2. Enhanced Weathering using Cropland
Details of this are given on the Comings Foundation web site. See the NET (Negative Emissions Technology) section. In essence it involves spreading pulverized basalt, a type of silicon rock, on large areas of cropland. These rocks are rapidly weatherized, a process that involves the sequestration of atmospheric CO2 into a mineralized form which is deposited on the cropland. This results in the removal of CO2 from the atmosphere and the silicon enrichment of the soil, improving crop yields and stress resistance. The products of weathering eventually reach the ocean and combat ocean acidification. In addition, this process decreases the production of N20 from the soil. N2O is also a greenhouse gas which warms the atmosphere 300 times more effectively than a comparable amount of CO2.
When compared to other NET approaches enhanced weathering on cropland has several advantages:
• It solves the problem of how to safely store the captured CO
2. Most other NETs struggle with this issue.
• It helps to decrease ocean acidification.
• It does not compete with regular croplands.
• In fact, it improves existing croplands.
• It replaces leached out silicon improving plant resistance and yields.
• It increases the pH (makes more alkaline) of soil.
• It decreases the soil production of N
20, a greenhouse gas 300 times more powerful than CO2.
• With caveats, it is cheaper than most other NETs.
• Farmers already spread lime on their crops. Lime, however, releases CO
2 to the atmosphere. Simply substituting basalt would use the same equipment used for lime, prevent putting CO2 into the atmosphere, and enrich the croplands with silicon.
• It avoids the significant restrictions of regulatory groups compared, for example, to ocean fertilization and SRM (solar radiation management). It can be governed locally (bottom up) instead of globally (top down).
• If paired with solar, wind or other carbon negative energy sources and using silicate wastes from industry, it eliminates the issue of the cost of grinding and mining.

This NET approach raises some a number of questions. We would provide grant funds to obtain the answers. These questions include:
a) There are many types of basalt.
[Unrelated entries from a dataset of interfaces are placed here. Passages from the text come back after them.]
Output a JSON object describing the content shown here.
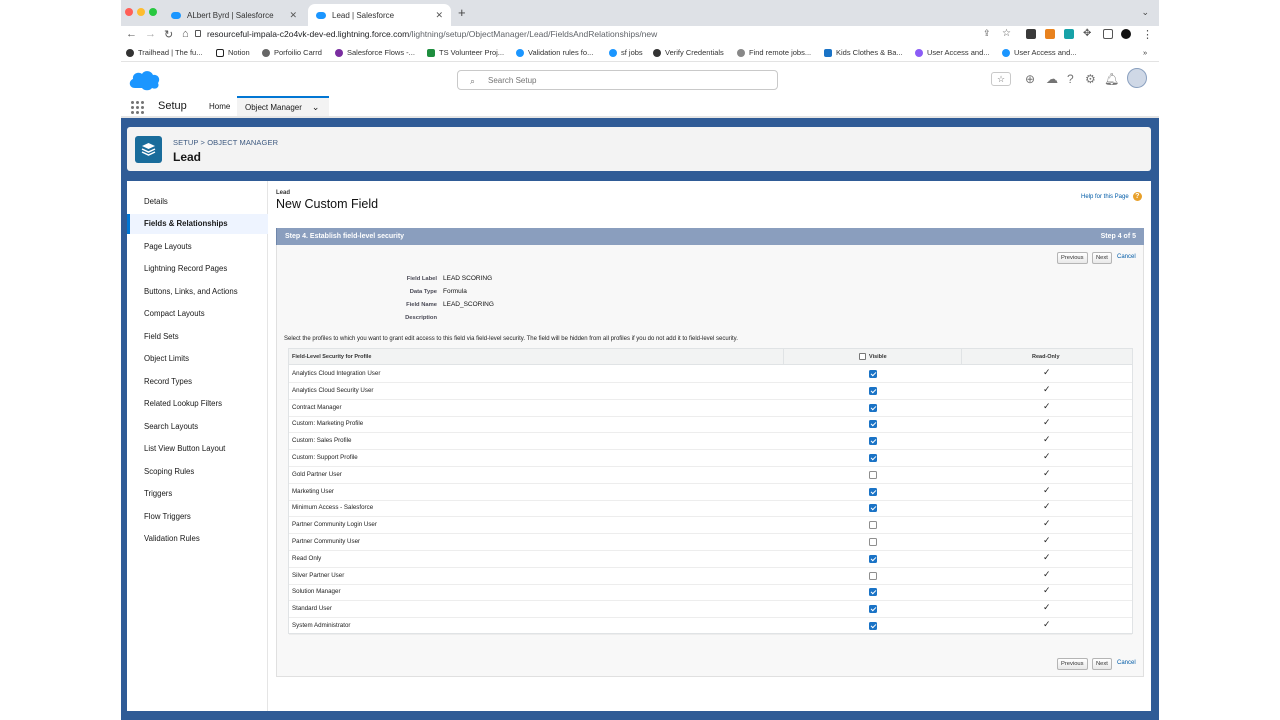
{
  "browser": {
    "tabs": [
      {
        "label": "ALbert Byrd | Salesforce",
        "active": false
      },
      {
        "label": "Lead | Salesforce",
        "active": true
      }
    ],
    "url_host": "resourceful-impala-c2o4vk-dev-ed.lightning.force.com",
    "url_path": "/lightning/setup/ObjectManager/Lead/FieldsAndRelationships/new",
    "bookmarks": [
      "Trailhead | The fu...",
      "Notion",
      "Porfoilio Carrd",
      "Salesforce Flows -...",
      "TS Volunteer Proj...",
      "Validation rules fo...",
      "sf jobs",
      "Verify Credentials",
      "Find remote jobs...",
      "Kids Clothes & Ba...",
      "User Access and...",
      "User Access and..."
    ],
    "bookmarks_more": "»"
  },
  "header": {
    "search_placeholder": "Search Setup"
  },
  "context": {
    "app_title": "Setup",
    "tabs": [
      "Home",
      "Object Manager"
    ],
    "dropdown_glyph": "⌄"
  },
  "object": {
    "breadcrumb_setup": "SETUP",
    "breadcrumb_sep": " > ",
    "breadcrumb_om": "OBJECT MANAGER",
    "title": "Lead"
  },
  "sidebar": {
    "items": [
      "Details",
      "Fields & Relationships",
      "Page Layouts",
      "Lightning Record Pages",
      "Buttons, Links, and Actions",
      "Compact Layouts",
      "Field Sets",
      "Object Limits",
      "Record Types",
      "Related Lookup Filters",
      "Search Layouts",
      "List View Button Layout",
      "Scoping Rules",
      "Triggers",
      "Flow Triggers",
      "Validation Rules"
    ],
    "active_index": 1
  },
  "page": {
    "object_label": "Lead",
    "title": "New Custom Field",
    "help_link": "Help for this Page",
    "help_glyph": "?",
    "step_title": "Step 4. Establish field-level security",
    "step_count": "Step 4 of 5",
    "buttons": {
      "previous": "Previous",
      "next": "Next",
      "cancel": "Cancel"
    },
    "fields": [
      {
        "label": "Field Label",
        "value": "LEAD SCORING"
      },
      {
        "label": "Data Type",
        "value": "Formula"
      },
      {
        "label": "Field Name",
        "value": "LEAD_SCORING"
      },
      {
        "label": "Description",
        "value": ""
      }
    ],
    "instructions": "Select the profiles to which you want to grant edit access to this field via field-level security. The field will be hidden from all profiles if you do not add it to field-level security."
  },
  "table": {
    "col_profile": "Field-Level Security for Profile",
    "col_visible": "Visible",
    "col_readonly": "Read-Only",
    "tick_glyph": "✓",
    "rows": [
      {
        "name": "Analytics Cloud Integration User",
        "visible": true,
        "readonly": true
      },
      {
        "name": "Analytics Cloud Security User",
        "visible": true,
        "readonly": true
      },
      {
        "name": "Contract Manager",
        "visible": true,
        "readonly": true
      },
      {
        "name": "Custom: Marketing Profile",
        "visible": true,
        "readonly": true
      },
      {
        "name": "Custom: Sales Profile",
        "visible": true,
        "readonly": true
      },
      {
        "name": "Custom: Support Profile",
        "visible": true,
        "readonly": true
      },
      {
        "name": "Gold Partner User",
        "visible": false,
        "readonly": true
      },
      {
        "name": "Marketing User",
        "visible": true,
        "readonly": true
      },
      {
        "name": "Minimum Access - Salesforce",
        "visible": true,
        "readonly": true
      },
      {
        "name": "Partner Community Login User",
        "visible": false,
        "readonly": true
      },
      {
        "name": "Partner Community User",
        "visible": false,
        "readonly": true
      },
      {
        "name": "Read Only",
        "visible": true,
        "readonly": true
      },
      {
        "name": "Silver Partner User",
        "visible": false,
        "readonly": true
      },
      {
        "name": "Solution Manager",
        "visible": true,
        "readonly": true
      },
      {
        "name": "Standard User",
        "visible": true,
        "readonly": true
      },
      {
        "name": "System Administrator",
        "visible": true,
        "readonly": true
      }
    ]
  },
  "colors": {
    "salesforce_blue": "#1b96ff",
    "page_bg": "#2f5b96",
    "step_bar": "#8a9ebe",
    "checkbox_checked": "#1a73c6",
    "link": "#015ba7"
  }
}
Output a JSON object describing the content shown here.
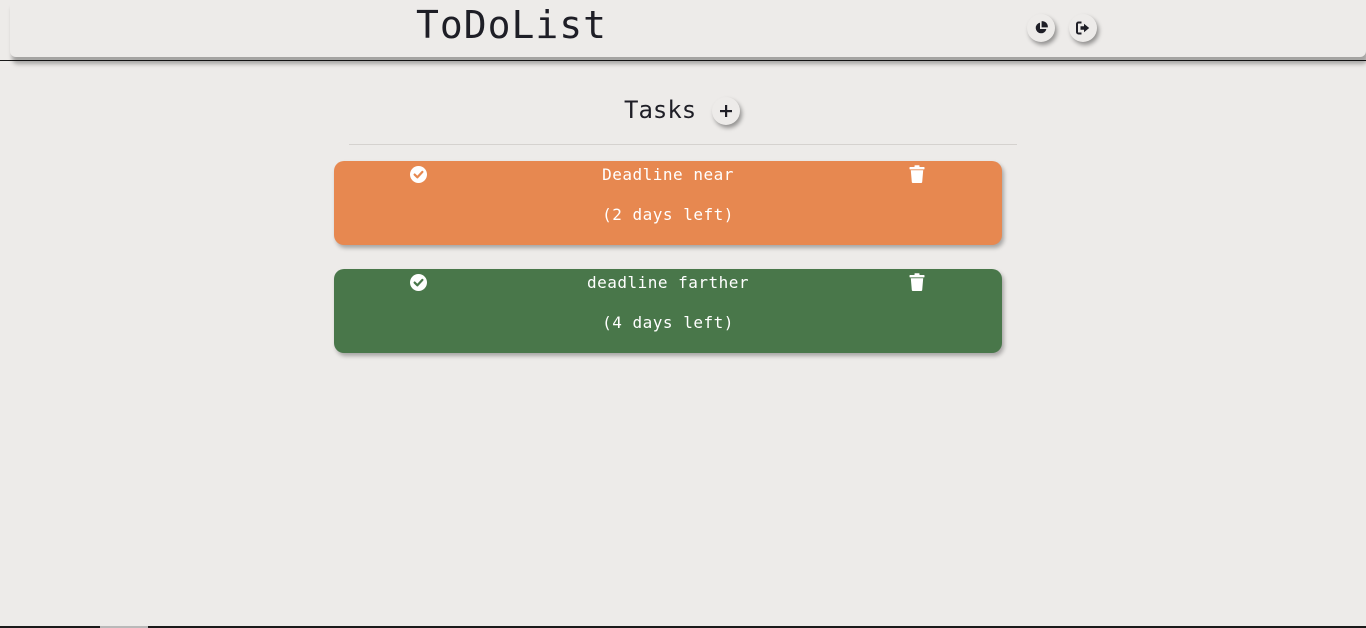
{
  "header": {
    "title": "ToDoList",
    "stats_icon": "pie-chart-icon",
    "logout_icon": "sign-out-icon"
  },
  "tasks_section": {
    "heading": "Tasks",
    "add_icon": "plus-icon"
  },
  "tasks": [
    {
      "name": "Deadline near",
      "days_left": "(2 days left)",
      "status": "near",
      "color": "#e78850",
      "done_icon": "check-circle-icon",
      "delete_icon": "trash-icon"
    },
    {
      "name": "deadline farther",
      "days_left": "(4 days left)",
      "status": "far",
      "color": "#49774a",
      "done_icon": "check-circle-icon",
      "delete_icon": "trash-icon"
    }
  ],
  "colors": {
    "background": "#edebe9",
    "text": "#1e1e26",
    "near_deadline": "#e78850",
    "far_deadline": "#49774a"
  }
}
Which ones would be the best?
b) Where in the US can they be mined?
c) Where are stockpiles of aggregate waste basalt that can be used?
d) As stated by Beerling et al (2020) national inventories of the location, availability and extent of this resource are required to assess the potential contribution of this resource to CDR via ERW. Need to develop a US inventory.
e) Where are the stockpiles of waste silicates from mining?
f) How much would cost per ton CO
2 be if solar or wind energy was used for grinding?
g) Would carbon free sources of energy (solar, wind) be available
in these areas?
h) What is the cost of mining, grinding and distribution?
i) How much would cost per ton CO
2 be if solar or wind energy was used for grinding?
j) What is the weathering rate of finely ground basalt?
k) How to get farmers to switch from lime to basalt?
l) Can we use the same companies that distribute lime to
distribute crushed basalt?
m) What are the governing issues, if any?
n) What are the prospects and mechanisms of spreading this
technology to other countries?
o) Long term ERW studies are needed (Beerling, et al 2020).
We would also ask researchers to set up moderate sized plots of land, grow various crops on that land, spread both pulverized basalt and pulverized olivine and follow up to determine what chemicals are released, what chemicals are taken up by the plants, the weathering rate, and the effects on crop yield. In relation to olivine does it result in unacceptable levels of chromium, or other toxic metals in the crops?
Three of the co-authors of the Beerling et al paper, Stephen P. Long, Evan DeLucia and Ilsa Kantola were from the Carl R. Woese Institute for Genomic Biology and/or the Department of Plant Biology, both at the University of Illinois at Urbana-Champaign, Urbana, IL 61801, USA. (which happens to be where I took my undergraduate work) We could offer them grant funds to study the above questions.


For further details see
www.TheComingsFondation.org
-> 2. Negative Emission Technology
-> C. Enhanced Weathering